The pandemic added new pressures as barber shops, nail salons, restaurants and other mom-and-pop operations closed their doors, squeezing a community where about 30% of the residents are unemployed, according to Nelson.
Many of those working survive paycheck-to-paycheck, and they’ve suffered, too, amid furloughs and job cuts. Food pantries have popped up. Nelson’s group, working with a food depository, has served 1,200 families a week.
So in late spring, when protests spread nationwide against police brutality and calls for racial justice following George Floyd’s death, Auburn Gresham was fertile ground. Peaceful demonstrations spun into violence.
Stores burned to the ground. Looters grabbed money orders from a currency exchange and tried to crack open an ATM. Drug stores and grocery store shelves were stripped bare.
While Cashaw and his 17-year-old son were cleaning and boarding up, a menacing group of men approached. “Why are you destroying the place where you shop and where you live?” he asked.
Sensing they were about to force their way into the store, Cashaw’s son stood firm. “I will fight each and every one of you.” he said, his father recalls. The group moved on.
Pfleger, the priest, watched from another street, sensing a futility he hadn’t seen before.
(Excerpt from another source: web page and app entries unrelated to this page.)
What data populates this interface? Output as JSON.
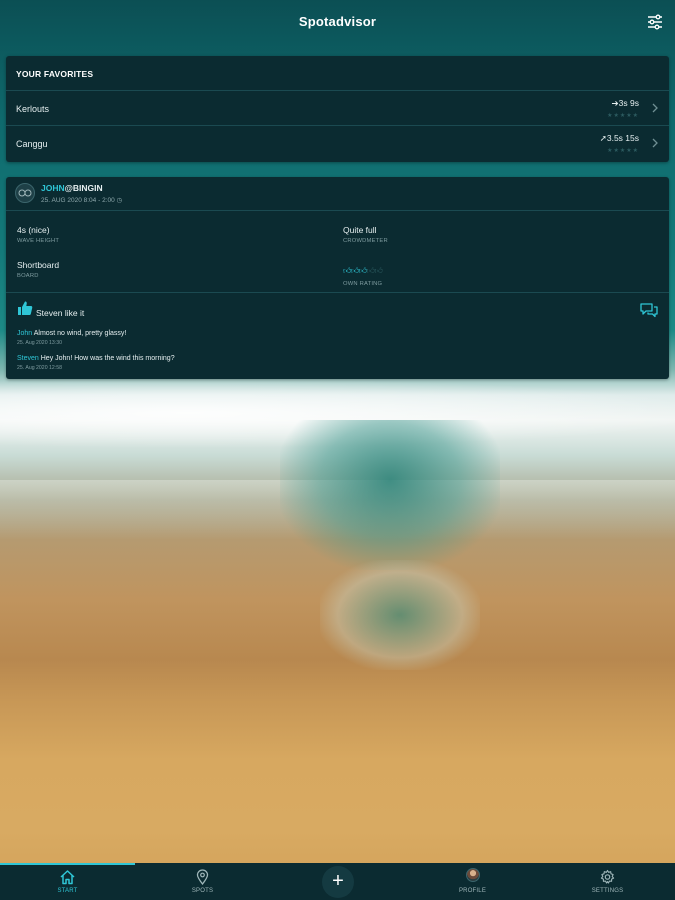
{
  "app": {
    "title": "Spotadvisor"
  },
  "icons": {
    "filter": "sliders-icon",
    "chevron": "chevron-right-icon",
    "like": "thumbs-up-icon",
    "comment": "chat-bubbles-icon",
    "home": "home-icon",
    "spots": "location-pin-icon",
    "add": "plus-icon",
    "profile": "avatar-icon",
    "settings": "gear-icon"
  },
  "colors": {
    "accent": "#2fc6d6",
    "card": "#0b2b31",
    "text": "#e6eff0"
  },
  "favorites": {
    "heading": "YOUR FAVORITES",
    "items": [
      {
        "name": "Kerlouts",
        "value": "➔3s 9s",
        "stars": "★★★★★"
      },
      {
        "name": "Canggu",
        "value": "➚3.5s 15s",
        "stars": "★★★★★"
      }
    ]
  },
  "post": {
    "user": "JOHN",
    "spot": "@BINGIN",
    "time": "25. AUG 2020 8:04 - 2:00 ◷",
    "stats": [
      {
        "value": "4s (nice)",
        "label": "WAVE HEIGHT"
      },
      {
        "value": "Quite full",
        "label": "CROWDMETER"
      },
      {
        "value": "Shortboard",
        "label": "BOARD"
      },
      {
        "label": "OWN RATING",
        "rating": 3,
        "rating_max": 5
      }
    ],
    "likes": "Steven like it",
    "comments": [
      {
        "author": "John",
        "text": " Almost no wind, pretty glassy!",
        "date": "25. Aug 2020 13:30"
      },
      {
        "author": "Steven",
        "text": " Hey John! How was the wind this morning?",
        "date": "25. Aug 2020 12:58"
      }
    ]
  },
  "nav": {
    "items": [
      {
        "label": "START",
        "active": true
      },
      {
        "label": "SPOTS",
        "active": false
      },
      {
        "label": "PROFILE",
        "active": false
      },
      {
        "label": "SETTINGS",
        "active": false
      }
    ],
    "add_label": "+"
  }
}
During the looting of a Walgreen’s, a young woman he knew walked by, carrying an armful of stolen goods.